USA Today did a great piece on 5 top college essay blunders. I’m going to add some of my own: One mistake I see kids making is trying to cram everything they know/want/think into one essay. An entire life experience – whether you an octogenarian or a teen – can’t really be fit into 250-500 words. An essay is not a résumé, after all. Rather, one thought, one quirk, one person or book who moved you in a unique way gives you a better opportunity to explore – and explain – your thinking. Zelda Fitgerald once wrote that what she missed most about her father after he died was the particular way he tented his fingers when he spoke. That single detail brought all of her emotions – loss, love, the power of memory – to light. What is the one detail or anecdote that can become the focal point for your essay? It is worth taking the time to think about that before you write. For more thoughts, go to

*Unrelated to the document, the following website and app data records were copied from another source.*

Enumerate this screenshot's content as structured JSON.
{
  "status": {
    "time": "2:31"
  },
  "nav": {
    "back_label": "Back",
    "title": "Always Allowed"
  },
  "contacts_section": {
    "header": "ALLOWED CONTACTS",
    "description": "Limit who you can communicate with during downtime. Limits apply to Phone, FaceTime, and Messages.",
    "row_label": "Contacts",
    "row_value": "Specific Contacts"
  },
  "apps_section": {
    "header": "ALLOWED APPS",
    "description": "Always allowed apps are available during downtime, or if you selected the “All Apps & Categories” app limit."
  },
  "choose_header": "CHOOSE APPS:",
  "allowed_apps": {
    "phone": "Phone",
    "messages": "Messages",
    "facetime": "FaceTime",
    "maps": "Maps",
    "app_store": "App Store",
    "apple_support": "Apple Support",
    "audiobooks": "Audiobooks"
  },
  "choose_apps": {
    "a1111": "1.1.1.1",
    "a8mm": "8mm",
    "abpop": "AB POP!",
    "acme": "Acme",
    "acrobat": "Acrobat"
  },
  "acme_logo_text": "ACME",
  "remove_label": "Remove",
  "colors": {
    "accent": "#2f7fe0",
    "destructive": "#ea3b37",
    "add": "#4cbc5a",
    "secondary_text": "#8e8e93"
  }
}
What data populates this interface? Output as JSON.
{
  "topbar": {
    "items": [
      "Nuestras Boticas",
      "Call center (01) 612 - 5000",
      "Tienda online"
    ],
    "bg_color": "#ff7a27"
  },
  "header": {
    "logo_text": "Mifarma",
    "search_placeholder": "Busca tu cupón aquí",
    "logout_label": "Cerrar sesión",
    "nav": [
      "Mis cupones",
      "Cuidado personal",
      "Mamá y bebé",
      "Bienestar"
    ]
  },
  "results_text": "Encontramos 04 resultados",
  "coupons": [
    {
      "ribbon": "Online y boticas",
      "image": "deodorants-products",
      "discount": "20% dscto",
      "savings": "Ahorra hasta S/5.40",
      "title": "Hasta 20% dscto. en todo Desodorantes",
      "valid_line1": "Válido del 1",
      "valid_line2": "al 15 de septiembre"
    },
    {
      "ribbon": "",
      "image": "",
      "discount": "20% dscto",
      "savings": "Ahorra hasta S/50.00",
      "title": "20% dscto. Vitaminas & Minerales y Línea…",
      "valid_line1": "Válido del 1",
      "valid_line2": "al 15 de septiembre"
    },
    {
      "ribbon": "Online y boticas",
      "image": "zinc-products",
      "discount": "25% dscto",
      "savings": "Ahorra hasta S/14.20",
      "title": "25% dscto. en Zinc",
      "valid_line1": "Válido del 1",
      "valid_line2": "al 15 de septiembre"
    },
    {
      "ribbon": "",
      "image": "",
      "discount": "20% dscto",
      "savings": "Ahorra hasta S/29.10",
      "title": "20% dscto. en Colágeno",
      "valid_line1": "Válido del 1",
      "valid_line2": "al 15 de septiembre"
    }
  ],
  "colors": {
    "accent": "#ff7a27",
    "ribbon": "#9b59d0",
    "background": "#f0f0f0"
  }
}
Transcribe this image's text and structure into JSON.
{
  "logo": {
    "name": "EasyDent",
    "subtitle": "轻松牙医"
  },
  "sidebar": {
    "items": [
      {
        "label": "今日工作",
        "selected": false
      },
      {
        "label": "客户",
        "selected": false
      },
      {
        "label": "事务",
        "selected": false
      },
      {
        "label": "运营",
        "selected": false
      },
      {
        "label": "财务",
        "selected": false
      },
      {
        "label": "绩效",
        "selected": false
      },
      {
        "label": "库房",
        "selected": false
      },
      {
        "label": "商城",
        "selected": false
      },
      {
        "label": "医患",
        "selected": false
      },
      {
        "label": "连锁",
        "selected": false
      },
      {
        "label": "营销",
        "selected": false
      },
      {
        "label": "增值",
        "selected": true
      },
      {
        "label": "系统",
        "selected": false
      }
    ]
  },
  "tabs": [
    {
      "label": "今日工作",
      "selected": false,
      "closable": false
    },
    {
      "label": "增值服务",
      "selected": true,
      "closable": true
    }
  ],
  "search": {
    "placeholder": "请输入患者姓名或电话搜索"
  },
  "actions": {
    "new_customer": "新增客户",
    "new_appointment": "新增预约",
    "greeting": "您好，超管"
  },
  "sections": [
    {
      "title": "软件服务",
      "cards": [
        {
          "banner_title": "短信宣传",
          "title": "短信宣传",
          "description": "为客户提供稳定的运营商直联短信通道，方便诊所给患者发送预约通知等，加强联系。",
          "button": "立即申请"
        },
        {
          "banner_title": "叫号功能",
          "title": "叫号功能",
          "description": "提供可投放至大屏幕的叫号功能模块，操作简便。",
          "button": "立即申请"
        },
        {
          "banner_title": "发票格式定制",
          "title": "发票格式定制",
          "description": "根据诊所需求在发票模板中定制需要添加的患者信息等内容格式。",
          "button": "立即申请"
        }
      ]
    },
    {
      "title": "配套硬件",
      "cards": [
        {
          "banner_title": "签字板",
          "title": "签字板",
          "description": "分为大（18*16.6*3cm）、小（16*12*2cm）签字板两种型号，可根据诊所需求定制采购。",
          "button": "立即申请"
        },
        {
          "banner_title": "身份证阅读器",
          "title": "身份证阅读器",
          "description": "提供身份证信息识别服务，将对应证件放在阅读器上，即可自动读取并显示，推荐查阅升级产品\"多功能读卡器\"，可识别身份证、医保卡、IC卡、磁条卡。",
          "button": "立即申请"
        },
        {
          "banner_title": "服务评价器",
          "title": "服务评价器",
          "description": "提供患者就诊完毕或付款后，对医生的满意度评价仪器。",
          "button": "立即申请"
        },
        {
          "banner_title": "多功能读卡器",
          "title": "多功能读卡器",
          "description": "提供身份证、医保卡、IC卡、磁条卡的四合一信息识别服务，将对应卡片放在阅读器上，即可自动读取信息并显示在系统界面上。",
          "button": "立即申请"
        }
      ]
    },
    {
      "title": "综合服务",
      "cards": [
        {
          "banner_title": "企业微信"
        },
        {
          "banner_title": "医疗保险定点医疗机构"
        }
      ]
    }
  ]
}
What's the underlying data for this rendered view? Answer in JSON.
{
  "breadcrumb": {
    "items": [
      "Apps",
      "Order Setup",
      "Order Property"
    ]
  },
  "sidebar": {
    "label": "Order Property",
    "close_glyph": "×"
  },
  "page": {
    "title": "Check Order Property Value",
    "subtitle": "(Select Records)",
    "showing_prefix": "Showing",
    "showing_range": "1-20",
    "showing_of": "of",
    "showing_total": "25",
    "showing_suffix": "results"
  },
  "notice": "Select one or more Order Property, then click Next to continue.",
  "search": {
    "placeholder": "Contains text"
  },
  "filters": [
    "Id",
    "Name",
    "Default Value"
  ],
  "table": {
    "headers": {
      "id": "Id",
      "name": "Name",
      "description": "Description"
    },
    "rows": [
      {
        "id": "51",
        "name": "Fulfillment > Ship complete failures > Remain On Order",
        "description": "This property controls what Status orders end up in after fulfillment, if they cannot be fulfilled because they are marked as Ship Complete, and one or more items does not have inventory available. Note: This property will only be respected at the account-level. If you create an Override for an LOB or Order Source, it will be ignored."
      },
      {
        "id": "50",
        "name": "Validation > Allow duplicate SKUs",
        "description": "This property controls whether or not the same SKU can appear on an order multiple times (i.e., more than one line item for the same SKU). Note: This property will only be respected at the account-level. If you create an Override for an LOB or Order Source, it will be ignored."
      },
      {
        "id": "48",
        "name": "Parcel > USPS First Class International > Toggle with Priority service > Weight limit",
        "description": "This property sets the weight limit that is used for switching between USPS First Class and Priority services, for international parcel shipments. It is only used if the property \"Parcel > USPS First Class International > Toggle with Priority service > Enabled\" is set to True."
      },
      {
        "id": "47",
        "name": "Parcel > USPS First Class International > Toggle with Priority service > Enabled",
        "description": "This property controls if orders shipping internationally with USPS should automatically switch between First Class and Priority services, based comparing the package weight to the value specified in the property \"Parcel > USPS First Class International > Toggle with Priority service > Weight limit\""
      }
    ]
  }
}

Your test scores and grades may be good, but so are those of many other applicants. In fact, the average scores at many of the top institutions in the nation are remarkably high. Because of that, plus the fact that some colleges no longer even require standardized test scores, the admissions landscape has changed drastically for college applicants in the past decade. Today, college application essays have become the most influential component of the application process in many ways. Your college admissions essays are your best opportunity to communicate directly with the admissions officials, who look to college essays to find reasons to select one candidate over another. When you’re reviewing files from two candidates with equally impressive scores and grades, and you only have room for one, you have to use something to make your decision. That’s where essays come in.